■ DATA PROVIDED
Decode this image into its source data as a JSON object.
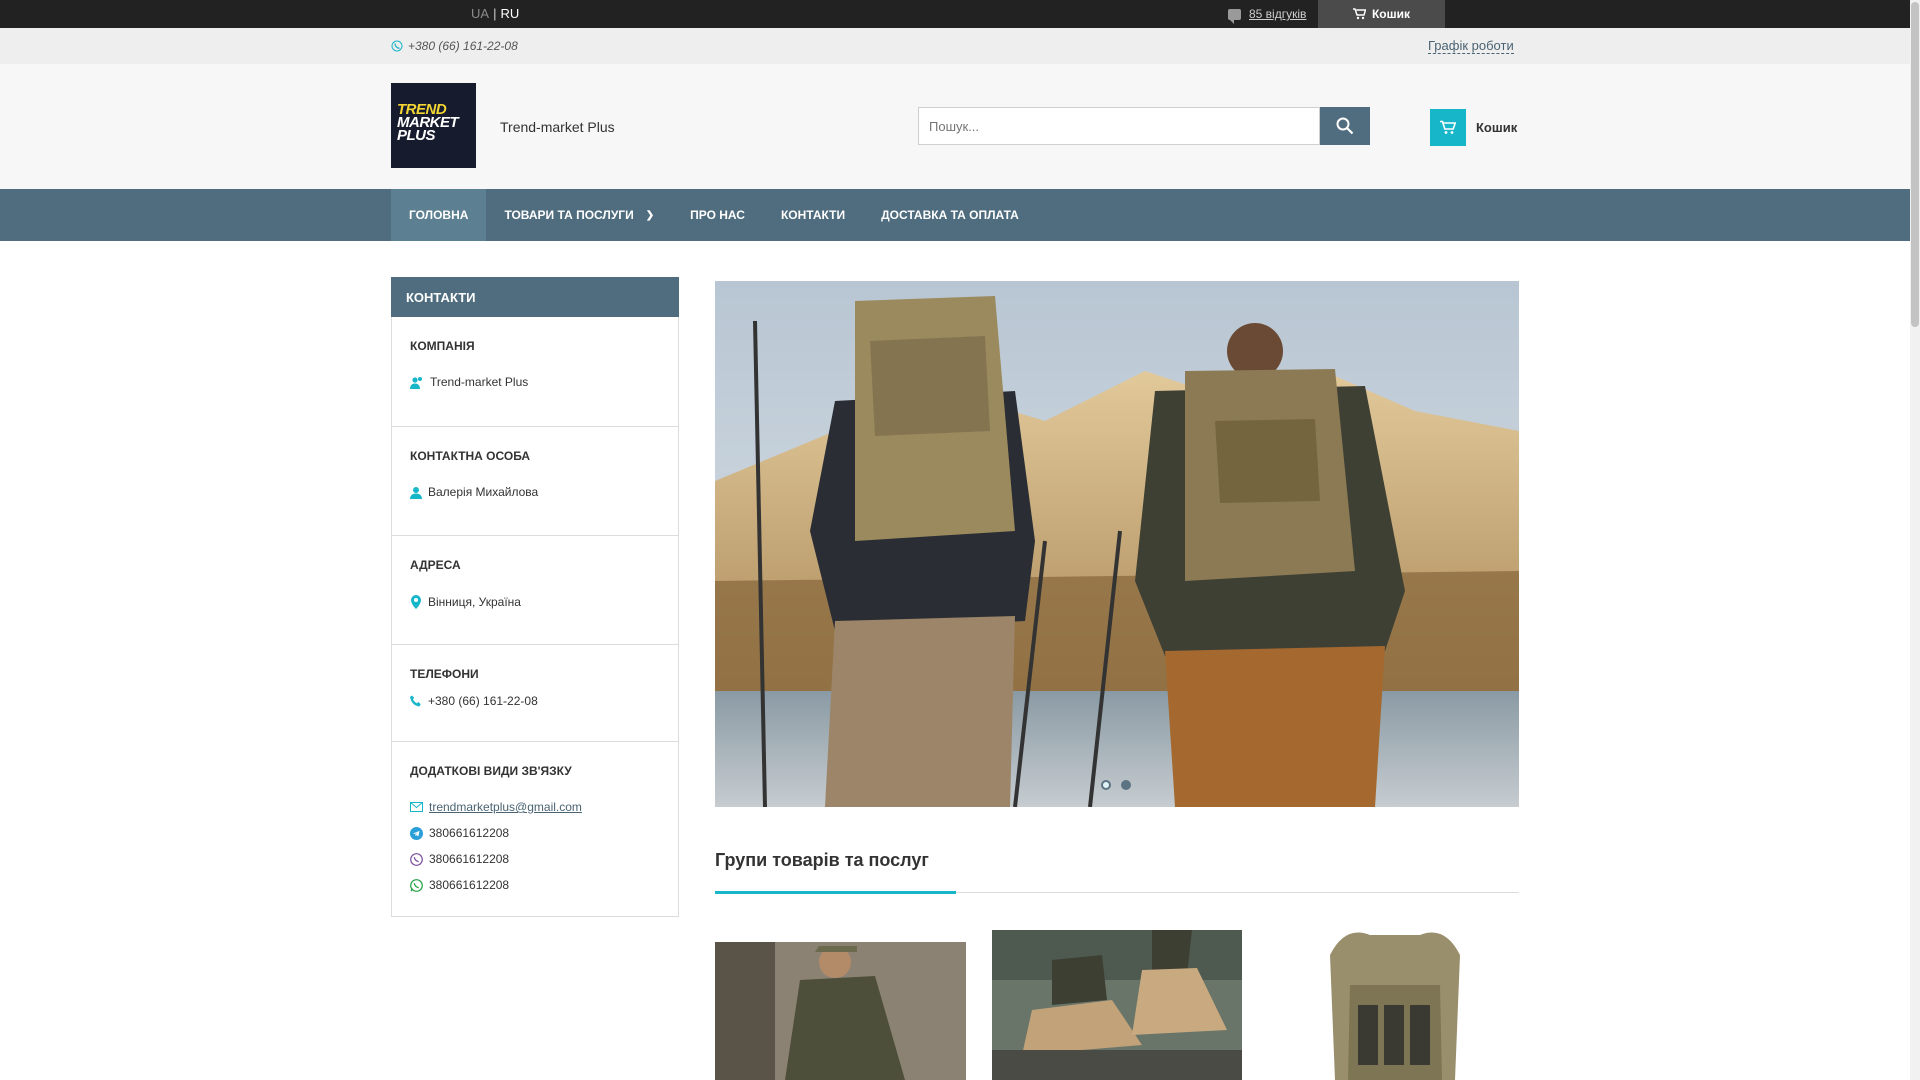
{
  "topbar": {
    "lang_ua": "UA",
    "lang_sep": "|",
    "lang_ru": "RU",
    "reviews": "85 відгуків",
    "cart": "Кошик"
  },
  "infobar": {
    "phone": "+380 (66) 161-22-08",
    "schedule": "Графік роботи"
  },
  "header": {
    "logo_line1": "TREND",
    "logo_line2": "MARKET",
    "logo_line3": "PLUS",
    "site_name": "Trend-market Plus",
    "search_placeholder": "Пошук...",
    "cart_label": "Кошик"
  },
  "nav": {
    "items": [
      {
        "label": "ГОЛОВНА"
      },
      {
        "label": "ТОВАРИ ТА ПОСЛУГИ"
      },
      {
        "label": "ПРО НАС"
      },
      {
        "label": "КОНТАКТИ"
      },
      {
        "label": "ДОСТАВКА ТА ОПЛАТА"
      }
    ]
  },
  "sidebar": {
    "heading": "КОНТАКТИ",
    "company_title": "КОМПАНІЯ",
    "company_name": "Trend-market Plus",
    "person_title": "КОНТАКТНА ОСОБА",
    "person_name": "Валерія Михайлова",
    "address_title": "АДРЕСА",
    "address": "Вінниця, Україна",
    "phones_title": "ТЕЛЕФОНИ",
    "phone": "+380 (66) 161-22-08",
    "extra_title": "ДОДАТКОВІ ВИДИ ЗВ'ЯЗКУ",
    "email": "trendmarketplus@gmail.com",
    "telegram": "380661612208",
    "viber": "380661612208",
    "whatsapp": "380661612208"
  },
  "groups": {
    "title": "Групи товарів та послуг"
  },
  "colors": {
    "nav": "#4f6d7e",
    "accent": "#18b6c9",
    "topbar": "#222222"
  }
}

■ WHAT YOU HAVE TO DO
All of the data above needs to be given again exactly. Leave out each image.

■ RESPONSE BOX
Decode this image into its source data as a JSON object.
{
  "topbar": {
    "lang_ua": "UA",
    "lang_sep": "|",
    "lang_ru": "RU",
    "reviews": "85 відгуків",
    "cart": "Кошик"
  },
  "infobar": {
    "phone": "+380 (66) 161-22-08",
    "schedule": "Графік роботи"
  },
  "header": {
    "logo_line1": "TREND",
    "logo_line2": "MARKET",
    "logo_line3": "PLUS",
    "site_name": "Trend-market Plus",
    "search_placeholder": "Пошук...",
    "cart_label": "Кошик"
  },
  "nav": {
    "items": [
      {
        "label": "ГОЛОВНА"
      },
      {
        "label": "ТОВАРИ ТА ПОСЛУГИ"
      },
      {
        "label": "ПРО НАС"
      },
      {
        "label": "КОНТАКТИ"
      },
      {
        "label": "ДОСТАВКА ТА ОПЛАТА"
      }
    ]
  },
  "sidebar": {
    "heading": "КОНТАКТИ",
    "company_title": "КОМПАНІЯ",
    "company_name": "Trend-market Plus",
    "person_title": "КОНТАКТНА ОСОБА",
    "person_name": "Валерія Михайлова",
    "address_title": "АДРЕСА",
    "address": "Вінниця, Україна",
    "phones_title": "ТЕЛЕФОНИ",
    "phone": "+380 (66) 161-22-08",
    "extra_title": "ДОДАТКОВІ ВИДИ ЗВ'ЯЗКУ",
    "email": "trendmarketplus@gmail.com",
    "telegram": "380661612208",
    "viber": "380661612208",
    "whatsapp": "380661612208"
  },
  "groups": {
    "title": "Групи товарів та послуг"
  },
  "colors": {
    "nav": "#4f6d7e",
    "accent": "#18b6c9",
    "topbar": "#222222"
  }
}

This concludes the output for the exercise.